WHAT TO PRODUCE:
Look through the entries for the string "number", and copy each line that holds it.

Component data from apps and pages
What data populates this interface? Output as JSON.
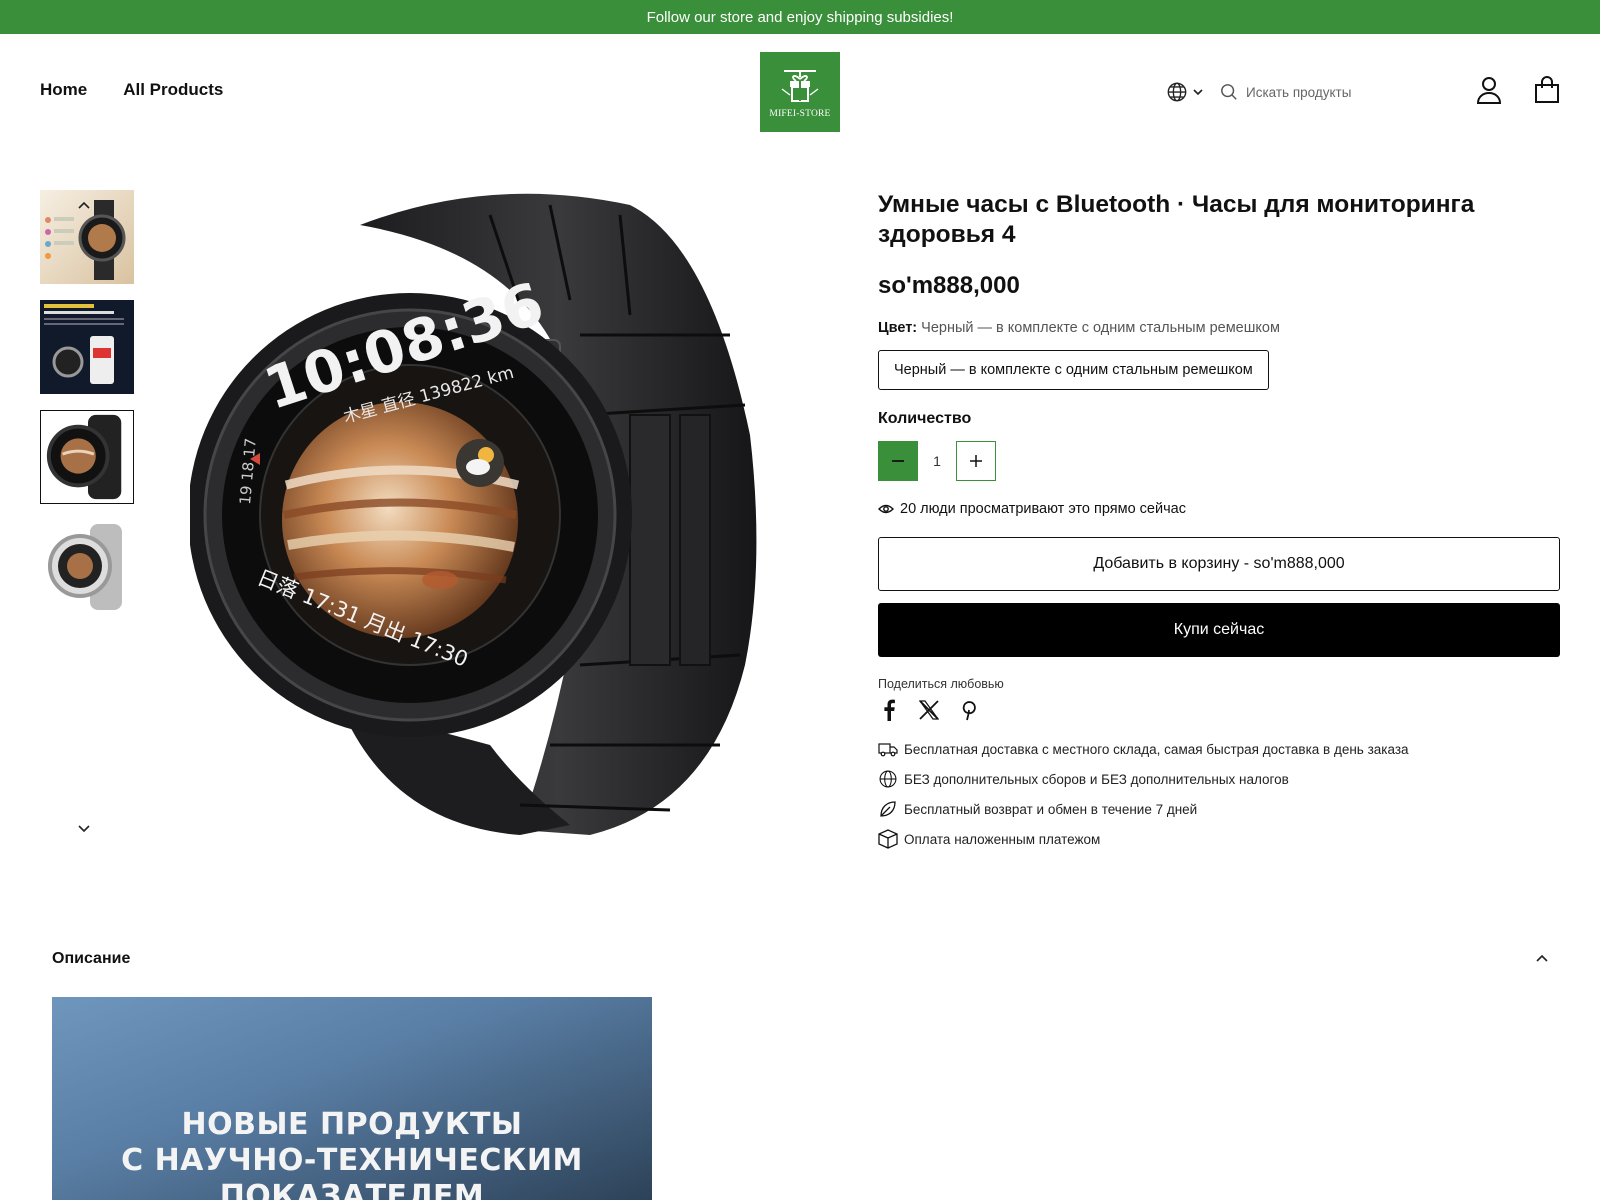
{
  "announcement": "Follow our store and enjoy shipping subsidies!",
  "nav": {
    "home": "Home",
    "all_products": "All Products"
  },
  "logo": {
    "text": "MIFEI-STORE"
  },
  "search": {
    "placeholder": "Искать продукты"
  },
  "icons": {
    "language": "globe-icon",
    "search": "search-icon",
    "account": "user-icon",
    "cart": "shopping-bag-icon"
  },
  "gallery": {
    "thumbnails": [
      {
        "alt": "watch feature overview"
      },
      {
        "alt": "health monitoring infographic"
      },
      {
        "alt": "black steel strap watch"
      },
      {
        "alt": "silver steel strap watch"
      }
    ],
    "active_index": 2,
    "watch_face": {
      "time": "10:08:36",
      "sub": "木星 直径 139822 km",
      "bottom": "日落 17:31  月出 17:30",
      "scale": "19 18 17"
    }
  },
  "product": {
    "title": "Умные часы с Bluetooth · Часы для мониторинга здоровья 4",
    "price": "so'm888,000",
    "color_label": "Цвет:",
    "color_value": "Черный — в комплекте с одним стальным ремешком",
    "variant": "Черный — в комплекте с одним стальным ремешком",
    "quantity_label": "Количество",
    "quantity": "1",
    "viewers": "20 люди просматривают это прямо сейчас",
    "add_to_cart": "Добавить в корзину  -  so'm888,000",
    "buy_now": "Купи сейчас",
    "share_label": "Поделиться любовью",
    "features": [
      "Бесплатная доставка с местного склада, самая быстрая доставка в день заказа",
      "БЕЗ дополнительных сборов и БЕЗ дополнительных налогов",
      "Бесплатный возврат и обмен в течение 7 дней",
      "Оплата наложенным платежом"
    ]
  },
  "description": {
    "title": "Описание",
    "banner_lines": [
      "НОВЫЕ ПРОДУКТЫ",
      "С НАУЧНО-ТЕХНИЧЕСКИМ",
      "ПОКАЗАТЕЛЕМ"
    ]
  },
  "colors": {
    "brand_green": "#3a8f3a",
    "black": "#000000"
  }
}
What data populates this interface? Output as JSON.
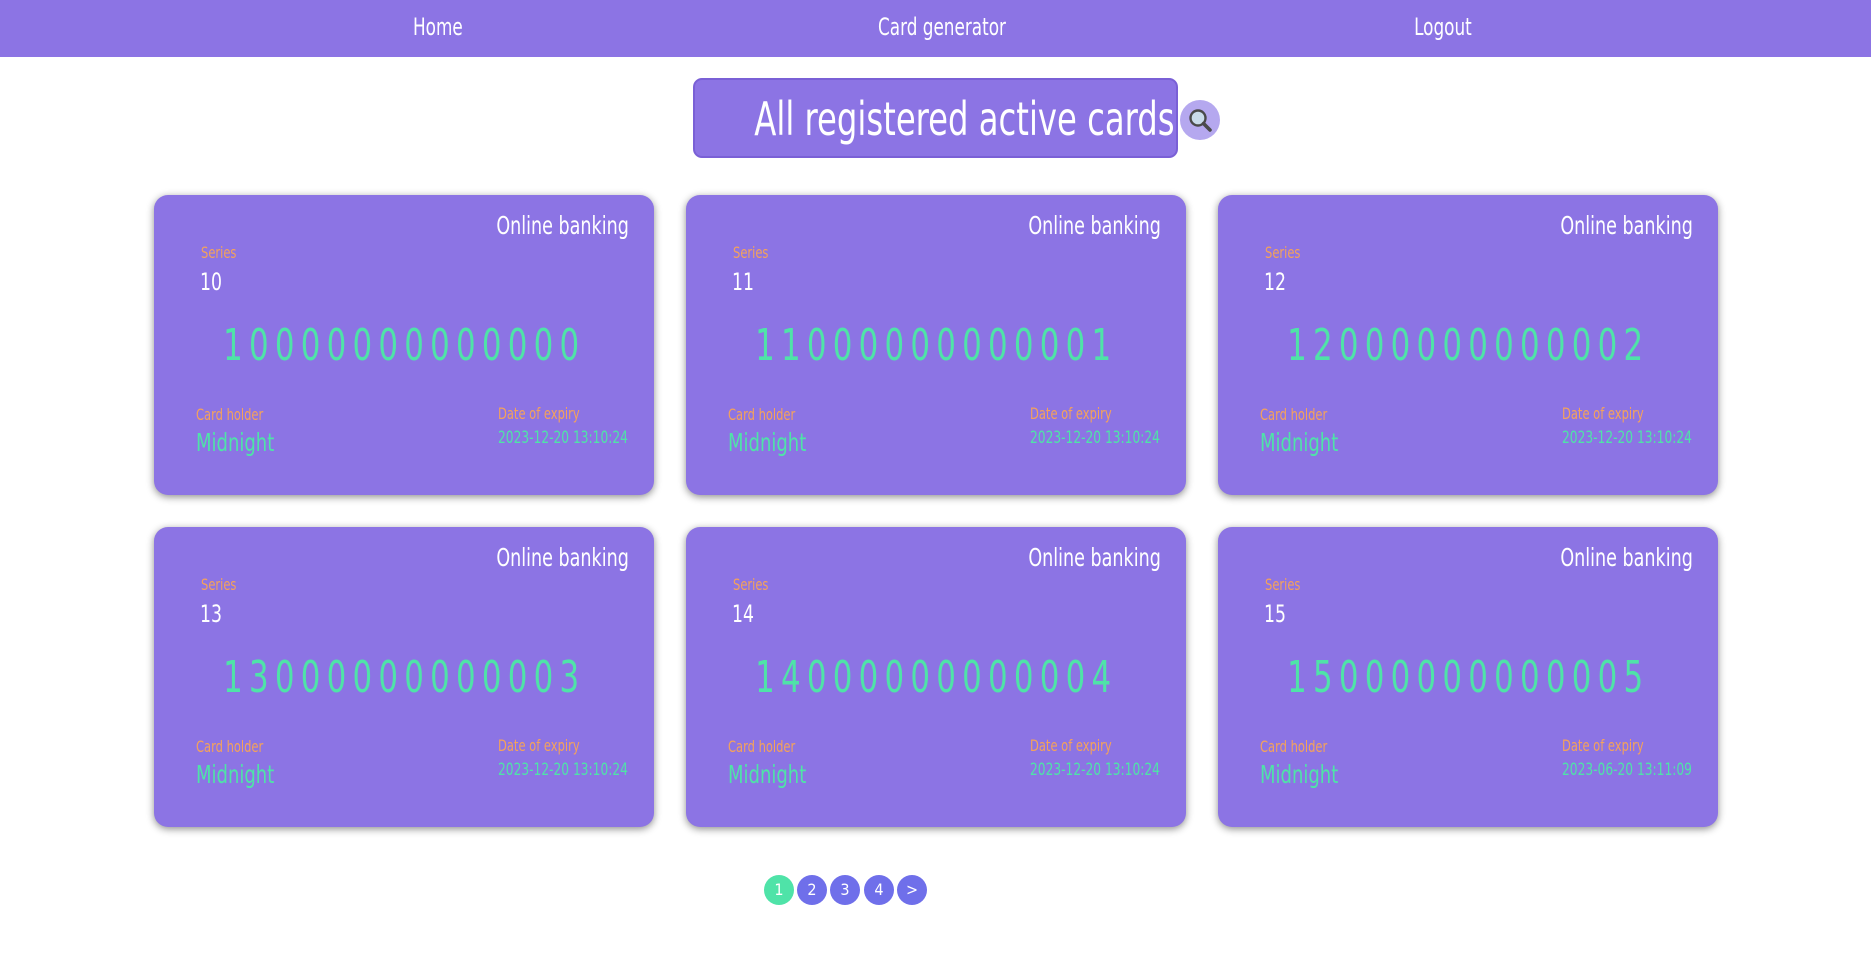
{
  "nav": {
    "home": "Home",
    "card_generator": "Card generator",
    "logout": "Logout"
  },
  "page_title": "All registered active cards",
  "search_icon": "magnifier-icon",
  "colors": {
    "primary": "#8c74e4",
    "accent_green": "#4fe3a8",
    "label_orange": "#f4a25b",
    "pagination": "#6f6fea"
  },
  "cards": [
    {
      "type": "Online banking",
      "series_label": "Series",
      "series": "10",
      "number": "10000000000000",
      "holder_label": "Card holder",
      "holder": "Midnight",
      "expiry_label": "Date of expiry",
      "expiry": "2023-12-20 13:10:24"
    },
    {
      "type": "Online banking",
      "series_label": "Series",
      "series": "11",
      "number": "11000000000001",
      "holder_label": "Card holder",
      "holder": "Midnight",
      "expiry_label": "Date of expiry",
      "expiry": "2023-12-20 13:10:24"
    },
    {
      "type": "Online banking",
      "series_label": "Series",
      "series": "12",
      "number": "12000000000002",
      "holder_label": "Card holder",
      "holder": "Midnight",
      "expiry_label": "Date of expiry",
      "expiry": "2023-12-20 13:10:24"
    },
    {
      "type": "Online banking",
      "series_label": "Series",
      "series": "13",
      "number": "13000000000003",
      "holder_label": "Card holder",
      "holder": "Midnight",
      "expiry_label": "Date of expiry",
      "expiry": "2023-12-20 13:10:24"
    },
    {
      "type": "Online banking",
      "series_label": "Series",
      "series": "14",
      "number": "14000000000004",
      "holder_label": "Card holder",
      "holder": "Midnight",
      "expiry_label": "Date of expiry",
      "expiry": "2023-12-20 13:10:24"
    },
    {
      "type": "Online banking",
      "series_label": "Series",
      "series": "15",
      "number": "15000000000005",
      "holder_label": "Card holder",
      "holder": "Midnight",
      "expiry_label": "Date of expiry",
      "expiry": "2023-06-20 13:11:09"
    }
  ],
  "pagination": {
    "pages": [
      "1",
      "2",
      "3",
      "4"
    ],
    "current": "1",
    "next": ">"
  }
}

REPLY:
      "number": "10000000000000",
      "number": "11000000000001",
      "number": "12000000000002",
      "number": "13000000000003",
      "number": "14000000000004",
      "number": "15000000000005",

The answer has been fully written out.